Give back every entry exactly; drop the pictures.
─── DATASET CONTENT
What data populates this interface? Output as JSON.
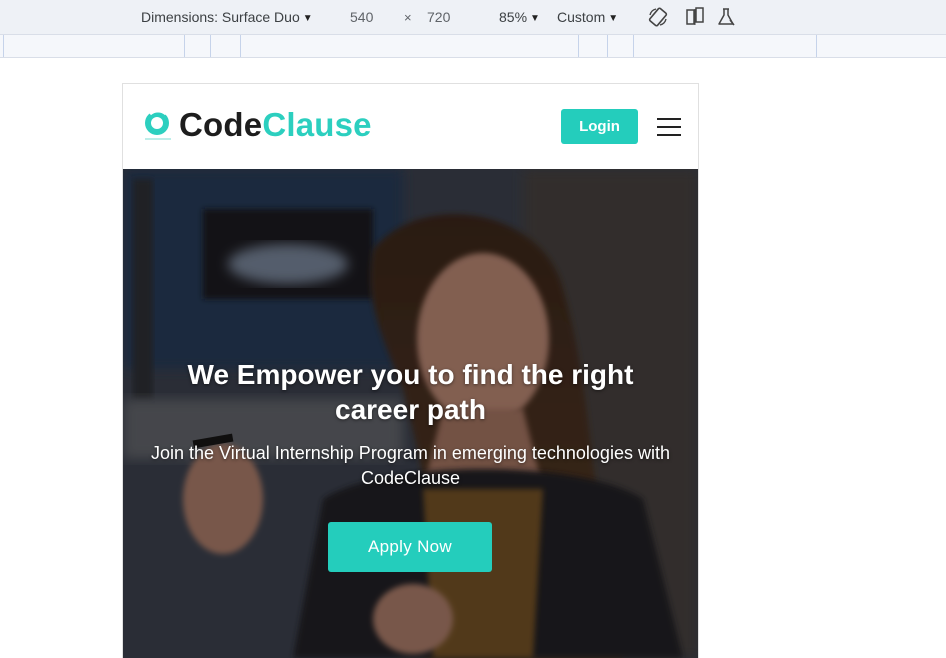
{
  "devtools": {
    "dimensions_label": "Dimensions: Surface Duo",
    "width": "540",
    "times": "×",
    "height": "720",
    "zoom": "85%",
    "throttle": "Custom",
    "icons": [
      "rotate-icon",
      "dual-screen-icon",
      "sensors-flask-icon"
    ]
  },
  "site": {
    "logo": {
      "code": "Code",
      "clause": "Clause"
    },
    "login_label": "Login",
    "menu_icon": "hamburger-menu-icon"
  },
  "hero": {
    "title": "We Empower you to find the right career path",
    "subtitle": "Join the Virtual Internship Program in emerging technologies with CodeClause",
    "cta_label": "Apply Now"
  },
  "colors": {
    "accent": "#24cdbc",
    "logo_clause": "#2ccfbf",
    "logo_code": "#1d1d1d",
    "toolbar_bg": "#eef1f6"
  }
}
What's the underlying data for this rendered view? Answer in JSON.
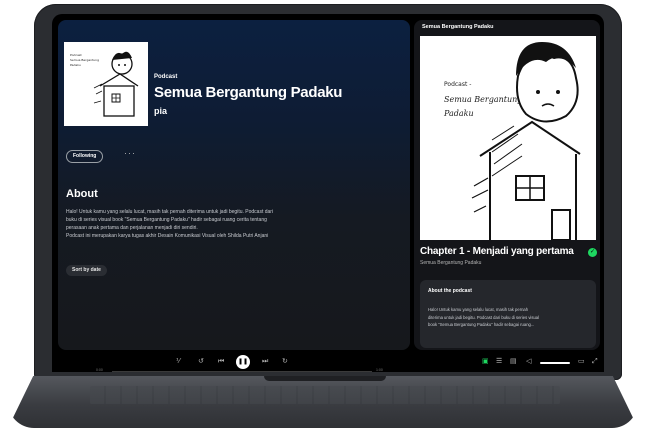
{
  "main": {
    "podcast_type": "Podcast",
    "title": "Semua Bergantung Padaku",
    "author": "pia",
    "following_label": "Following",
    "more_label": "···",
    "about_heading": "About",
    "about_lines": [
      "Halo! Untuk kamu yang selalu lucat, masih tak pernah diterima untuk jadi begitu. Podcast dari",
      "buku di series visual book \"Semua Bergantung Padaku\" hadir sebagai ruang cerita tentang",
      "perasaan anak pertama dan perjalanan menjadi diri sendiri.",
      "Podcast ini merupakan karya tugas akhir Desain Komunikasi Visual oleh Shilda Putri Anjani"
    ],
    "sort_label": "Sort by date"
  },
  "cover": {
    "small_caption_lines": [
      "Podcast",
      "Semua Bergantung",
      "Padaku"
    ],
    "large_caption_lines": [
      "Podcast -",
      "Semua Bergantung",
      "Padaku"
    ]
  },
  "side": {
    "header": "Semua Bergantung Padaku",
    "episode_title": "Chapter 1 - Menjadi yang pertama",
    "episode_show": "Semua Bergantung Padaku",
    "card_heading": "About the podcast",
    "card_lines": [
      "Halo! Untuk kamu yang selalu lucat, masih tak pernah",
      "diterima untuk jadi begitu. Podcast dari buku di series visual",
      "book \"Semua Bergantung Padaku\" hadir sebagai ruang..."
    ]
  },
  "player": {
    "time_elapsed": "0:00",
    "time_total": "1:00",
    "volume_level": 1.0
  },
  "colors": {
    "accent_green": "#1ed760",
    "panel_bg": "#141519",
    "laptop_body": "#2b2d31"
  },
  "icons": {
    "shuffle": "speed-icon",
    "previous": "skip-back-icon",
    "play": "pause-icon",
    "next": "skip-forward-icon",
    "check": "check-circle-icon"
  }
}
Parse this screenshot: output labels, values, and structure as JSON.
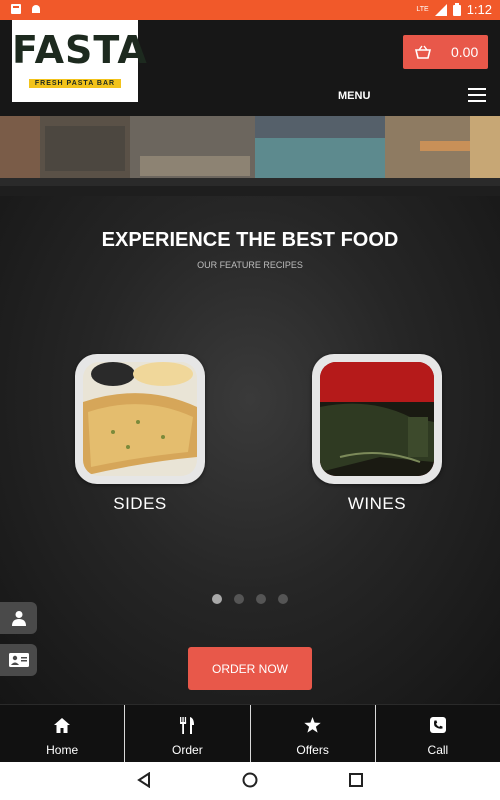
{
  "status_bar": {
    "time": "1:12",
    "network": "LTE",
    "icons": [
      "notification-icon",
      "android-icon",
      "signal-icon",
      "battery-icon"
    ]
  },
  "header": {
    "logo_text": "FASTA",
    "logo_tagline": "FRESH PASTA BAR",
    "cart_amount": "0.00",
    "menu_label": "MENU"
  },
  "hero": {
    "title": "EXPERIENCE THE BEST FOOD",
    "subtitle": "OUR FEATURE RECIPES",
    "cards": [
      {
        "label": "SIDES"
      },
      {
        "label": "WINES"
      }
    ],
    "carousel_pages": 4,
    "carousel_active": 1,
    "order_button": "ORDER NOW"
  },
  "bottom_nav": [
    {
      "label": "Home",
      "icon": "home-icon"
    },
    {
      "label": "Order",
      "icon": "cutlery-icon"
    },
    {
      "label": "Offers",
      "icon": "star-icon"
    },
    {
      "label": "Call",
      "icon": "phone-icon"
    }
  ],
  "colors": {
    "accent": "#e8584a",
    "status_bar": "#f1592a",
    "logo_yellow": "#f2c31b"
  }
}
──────
## YOUR RESPONSE
What data populates this interface? Output as JSON.
{
  "devtools": {
    "dimensions_label": "Dimensions: Surface Duo",
    "width": "540",
    "times": "×",
    "height": "720",
    "zoom": "85%",
    "throttle": "Custom",
    "icons": [
      "rotate-icon",
      "dual-screen-icon",
      "sensors-flask-icon"
    ]
  },
  "site": {
    "logo": {
      "code": "Code",
      "clause": "Clause"
    },
    "login_label": "Login",
    "menu_icon": "hamburger-menu-icon"
  },
  "hero": {
    "title": "We Empower you to find the right career path",
    "subtitle": "Join the Virtual Internship Program in emerging technologies with CodeClause",
    "cta_label": "Apply Now"
  },
  "colors": {
    "accent": "#24cdbc",
    "logo_clause": "#2ccfbf",
    "logo_code": "#1d1d1d",
    "toolbar_bg": "#eef1f6"
  }
}
What's the underlying data for this rendered view? Answer in JSON.
{
  "main": {
    "podcast_type": "Podcast",
    "title": "Semua Bergantung Padaku",
    "author": "pia",
    "following_label": "Following",
    "more_label": "···",
    "about_heading": "About",
    "about_lines": [
      "Halo! Untuk kamu yang selalu lucat, masih tak pernah diterima untuk jadi begitu. Podcast dari",
      "buku di series visual book \"Semua Bergantung Padaku\" hadir sebagai ruang cerita tentang",
      "perasaan anak pertama dan perjalanan menjadi diri sendiri.",
      "Podcast ini merupakan karya tugas akhir Desain Komunikasi Visual oleh Shilda Putri Anjani"
    ],
    "sort_label": "Sort by date"
  },
  "cover": {
    "small_caption_lines": [
      "Podcast",
      "Semua Bergantung",
      "Padaku"
    ],
    "large_caption_lines": [
      "Podcast -",
      "Semua Bergantung",
      "Padaku"
    ]
  },
  "side": {
    "header": "Semua Bergantung Padaku",
    "episode_title": "Chapter 1 - Menjadi yang pertama",
    "episode_show": "Semua Bergantung Padaku",
    "card_heading": "About the podcast",
    "card_lines": [
      "Halo! Untuk kamu yang selalu lucat, masih tak pernah",
      "diterima untuk jadi begitu. Podcast dari buku di series visual",
      "book \"Semua Bergantung Padaku\" hadir sebagai ruang..."
    ]
  },
  "player": {
    "time_elapsed": "0:00",
    "time_total": "1:00",
    "volume_level": 1.0
  },
  "colors": {
    "accent_green": "#1ed760",
    "panel_bg": "#141519",
    "laptop_body": "#2b2d31"
  },
  "icons": {
    "shuffle": "speed-icon",
    "previous": "skip-back-icon",
    "play": "pause-icon",
    "next": "skip-forward-icon",
    "check": "check-circle-icon"
  }
}
Parse this screenshot: output labels, values, and structure as JSON.
{
  "status_bar": {
    "time": "1:12",
    "network": "LTE",
    "icons": [
      "notification-icon",
      "android-icon",
      "signal-icon",
      "battery-icon"
    ]
  },
  "header": {
    "logo_text": "FASTA",
    "logo_tagline": "FRESH PASTA BAR",
    "cart_amount": "0.00",
    "menu_label": "MENU"
  },
  "hero": {
    "title": "EXPERIENCE THE BEST FOOD",
    "subtitle": "OUR FEATURE RECIPES",
    "cards": [
      {
        "label": "SIDES"
      },
      {
        "label": "WINES"
      }
    ],
    "carousel_pages": 4,
    "carousel_active": 1,
    "order_button": "ORDER NOW"
  },
  "bottom_nav": [
    {
      "label": "Home",
      "icon": "home-icon"
    },
    {
      "label": "Order",
      "icon": "cutlery-icon"
    },
    {
      "label": "Offers",
      "icon": "star-icon"
    },
    {
      "label": "Call",
      "icon": "phone-icon"
    }
  ],
  "colors": {
    "accent": "#e8584a",
    "status_bar": "#f1592a",
    "logo_yellow": "#f2c31b"
  }
}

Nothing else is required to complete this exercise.